This is Link's Hylian shield from The Legend of Zelda: A Link to the Past. I've made a few changes from the game art such as adding wood grain and rivets. Feel free to make it your own. I will likely be refining the template soon.
Step 1: Tools and Materiels
For this build you will need:
hot glue gun
1 sheet of foam floor mat 12" x 12"
2 sheets of 5mm craft foam
1 sheet of self adhesive 2mm craft foam
20 round plastic furniture bumpers
Paints: black, red, blue, brown, gold, silver
Step 2: Template and Foam
We all have different means of printing so I've provided the full template as well as a break down. It needs to be printed at actual size/full size. Regardless of how you print it, the template should be cut out and assembled.
Trace the shield full size/assembled on to the EVA foam floor mat. Fold the template in half and cut the border off. Trace the border onto the back and front of the foam floor mat piece. Assemble pieces using contact cement.
Draw wood grain details onto front and back of shield. Be sure to include a few lines to show multiple boards of wood. Score wood details with a sharp blade.
Trace and cut out shield emblems onto self adhesive craft foam. Use the template outline to help position the emblems. Use plastic furniture bumpers for "rivets" around the shield border. Measure and cut two strips of 2mm EVA foam for the arm straps. There is no template for this part as it will vary depending on your arm size.
Step 3: Sealing and Painting
EVA foam is very porous which causes difficulty when paint. This can be addressed by sealing the pores. First, use a heat gun, this will shrink the foam a bit causing the pores to mostly close. Using the heat gun will also accentuate the wood grain details as well as add a curve to the shield. Flex the shield after it's been heated, hold that position until it cools down, it will retain its new shape.
Next you can seal it further using Elmer's Glue, wood glue, Plasti Dip, or even Mod Podge. Use flex seal to fill gaps in seams. Once the shield is sealed, you can begin paint. You'll need a medium to dark blue, brown, black, silver, and gold.
Step 4: Weathering (optional)
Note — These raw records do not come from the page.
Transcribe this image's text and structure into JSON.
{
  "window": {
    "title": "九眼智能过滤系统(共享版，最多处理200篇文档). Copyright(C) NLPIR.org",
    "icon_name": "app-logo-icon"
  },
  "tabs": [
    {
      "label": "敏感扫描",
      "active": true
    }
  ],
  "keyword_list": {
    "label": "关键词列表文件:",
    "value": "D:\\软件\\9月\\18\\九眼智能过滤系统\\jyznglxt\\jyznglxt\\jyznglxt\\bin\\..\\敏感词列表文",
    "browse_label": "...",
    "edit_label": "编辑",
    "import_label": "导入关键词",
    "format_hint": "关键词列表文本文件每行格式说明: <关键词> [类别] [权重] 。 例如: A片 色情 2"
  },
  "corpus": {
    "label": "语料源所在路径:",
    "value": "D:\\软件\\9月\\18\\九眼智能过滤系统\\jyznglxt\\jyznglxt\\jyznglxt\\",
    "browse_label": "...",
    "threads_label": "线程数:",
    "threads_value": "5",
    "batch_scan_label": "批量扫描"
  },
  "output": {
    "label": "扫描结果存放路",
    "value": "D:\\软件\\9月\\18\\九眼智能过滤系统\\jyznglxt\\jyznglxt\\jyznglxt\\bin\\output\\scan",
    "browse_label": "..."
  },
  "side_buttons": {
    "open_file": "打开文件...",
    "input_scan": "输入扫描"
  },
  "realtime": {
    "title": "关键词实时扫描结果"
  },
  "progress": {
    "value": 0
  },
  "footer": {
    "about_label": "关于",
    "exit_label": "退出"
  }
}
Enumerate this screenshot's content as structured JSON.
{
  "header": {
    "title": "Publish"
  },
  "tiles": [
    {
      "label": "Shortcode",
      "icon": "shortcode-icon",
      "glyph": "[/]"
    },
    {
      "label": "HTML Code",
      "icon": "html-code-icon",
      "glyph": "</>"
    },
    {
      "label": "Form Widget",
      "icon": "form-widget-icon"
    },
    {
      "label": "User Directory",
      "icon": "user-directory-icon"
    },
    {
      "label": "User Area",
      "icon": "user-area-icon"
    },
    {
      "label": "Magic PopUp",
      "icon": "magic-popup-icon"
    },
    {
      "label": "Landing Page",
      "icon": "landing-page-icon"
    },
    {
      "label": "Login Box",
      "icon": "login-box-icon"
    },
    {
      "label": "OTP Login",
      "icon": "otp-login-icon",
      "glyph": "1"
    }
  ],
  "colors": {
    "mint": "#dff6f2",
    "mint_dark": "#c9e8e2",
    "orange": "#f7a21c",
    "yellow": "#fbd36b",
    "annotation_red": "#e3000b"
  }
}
Once the whole shield is assembled and painted, you may decide it needs to look used. Use black oil paint and brush it into the nooks and crannies, then wipe with a damp paper towels. There will be some black paint remaining making it grimy. You can try brown and orange for a rusty effect.